The records that follow are to be repeated exactly, with the pictures removed.

┌─ DATA

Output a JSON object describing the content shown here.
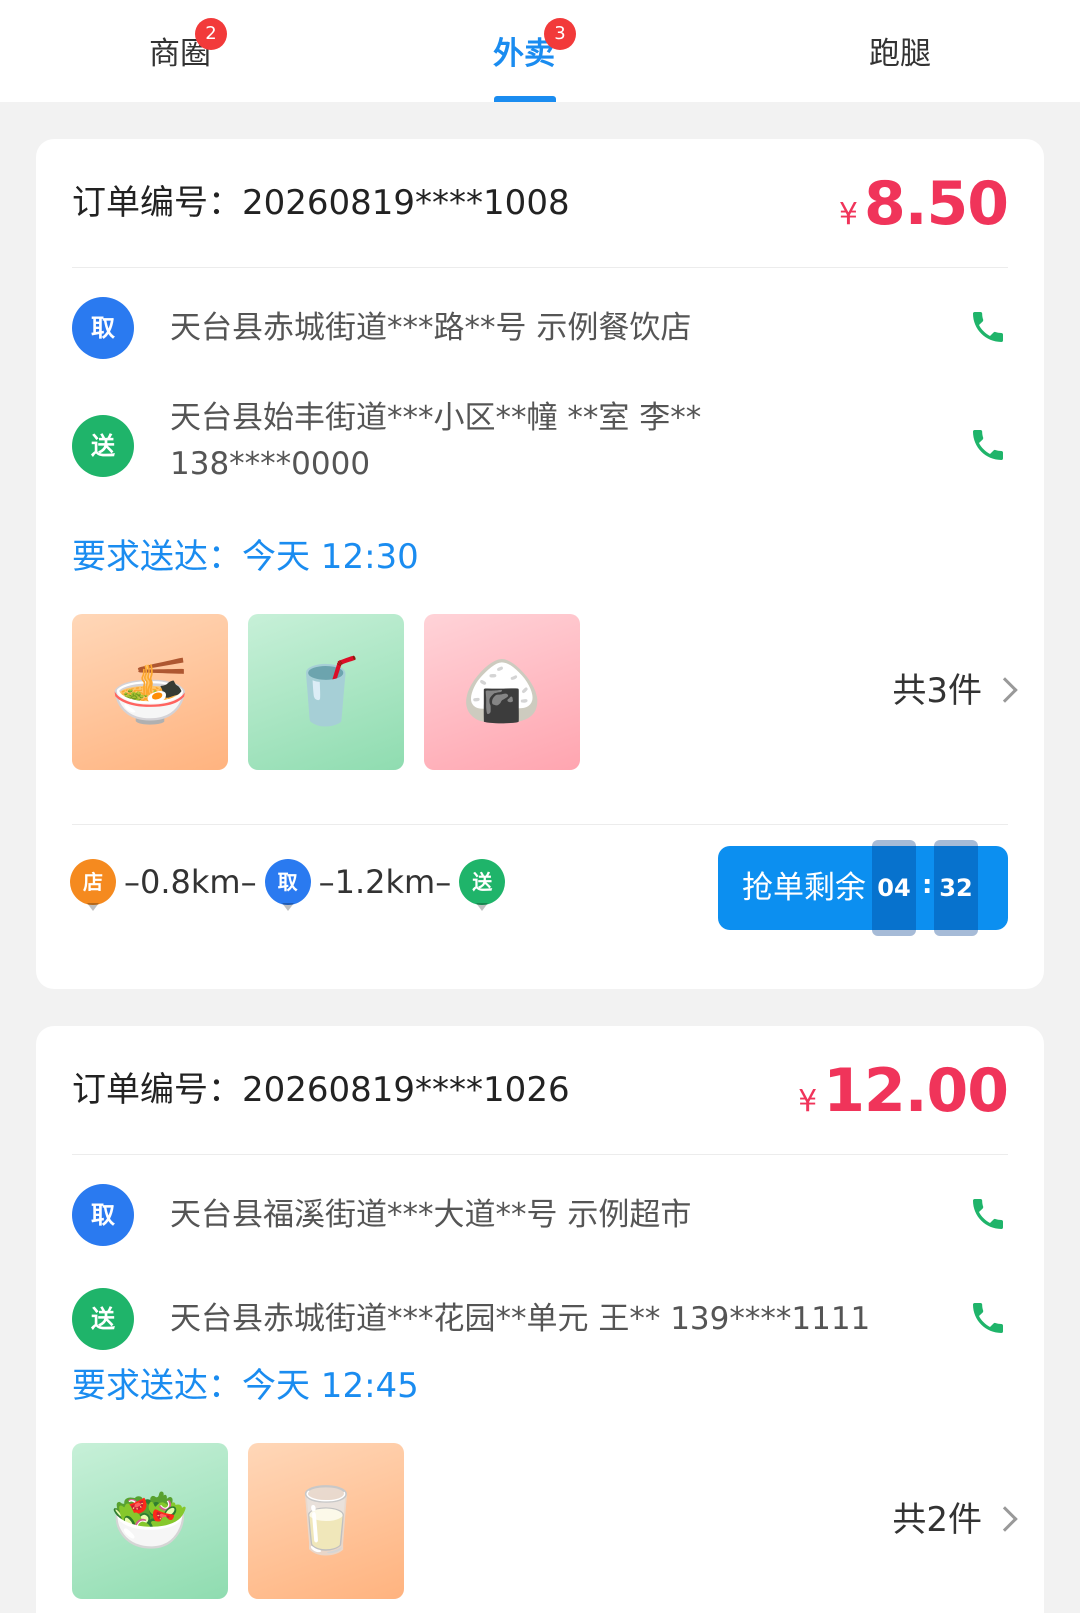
{
  "tabs": [
    {
      "label": "商圈",
      "badge": "2"
    },
    {
      "label": "外卖",
      "badge": "3"
    },
    {
      "label": "跑腿"
    }
  ],
  "orders": [
    {
      "order_no": "订单编号：20260819****1008",
      "currency": "¥",
      "price": "8.50",
      "pickup_badge": "取",
      "pickup_address": "天台县赤城街道***路**号 示例餐饮店",
      "delivery_badge": "送",
      "delivery_address": "天台县始丰街道***小区**幢 **室 李** 138****0000",
      "deadline": "要求送达：今天 12:30",
      "items": [
        "🍜",
        "🥤",
        "🍙"
      ],
      "count": "共3件",
      "route": {
        "store": "店",
        "take": "取",
        "send": "送",
        "dist1": "–0.8km–",
        "dist2": "–1.2km–"
      },
      "grab": {
        "label": "抢单剩余",
        "minutes": "04",
        "colon": ":",
        "seconds": "32"
      }
    },
    {
      "order_no": "订单编号：20260819****1026",
      "currency": "¥",
      "price": "12.00",
      "pickup_badge": "取",
      "pickup_address": "天台县福溪街道***大道**号 示例超市",
      "delivery_badge": "送",
      "delivery_address": "天台县赤城街道***花园**单元 王** 139****1111",
      "deadline": "要求送达：今天 12:45",
      "items": [
        "🥗",
        "🥛"
      ],
      "count": "共2件"
    }
  ],
  "colors": {
    "accent": "#1a8cf0",
    "price": "#f0345a",
    "pickup": "#2a7af0",
    "delivery": "#1fb46a",
    "store": "#f58a1f",
    "phone": "#1fb46a"
  }
}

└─

● EXERCISE SOLUTION:
Output a JSON object describing the content shown here.
{
  "tabs": [
    {
      "label": "商圈",
      "badge": "2"
    },
    {
      "label": "外卖",
      "badge": "3"
    },
    {
      "label": "跑腿"
    }
  ],
  "orders": [
    {
      "order_no": "订单编号：20260819****1008",
      "currency": "¥",
      "price": "8.50",
      "pickup_badge": "取",
      "pickup_address": "天台县赤城街道***路**号 示例餐饮店",
      "delivery_badge": "送",
      "delivery_address": "天台县始丰街道***小区**幢 **室 李** 138****0000",
      "deadline": "要求送达：今天 12:30",
      "items": [
        "🍜",
        "🥤",
        "🍙"
      ],
      "count": "共3件",
      "route": {
        "store": "店",
        "take": "取",
        "send": "送",
        "dist1": "–0.8km–",
        "dist2": "–1.2km–"
      },
      "grab": {
        "label": "抢单剩余",
        "minutes": "04",
        "colon": ":",
        "seconds": "32"
      }
    },
    {
      "order_no": "订单编号：20260819****1026",
      "currency": "¥",
      "price": "12.00",
      "pickup_badge": "取",
      "pickup_address": "天台县福溪街道***大道**号 示例超市",
      "delivery_badge": "送",
      "delivery_address": "天台县赤城街道***花园**单元 王** 139****1111",
      "deadline": "要求送达：今天 12:45",
      "items": [
        "🥗",
        "🥛"
      ],
      "count": "共2件"
    }
  ],
  "colors": {
    "accent": "#1a8cf0",
    "price": "#f0345a",
    "pickup": "#2a7af0",
    "delivery": "#1fb46a",
    "store": "#f58a1f",
    "phone": "#1fb46a"
  }
}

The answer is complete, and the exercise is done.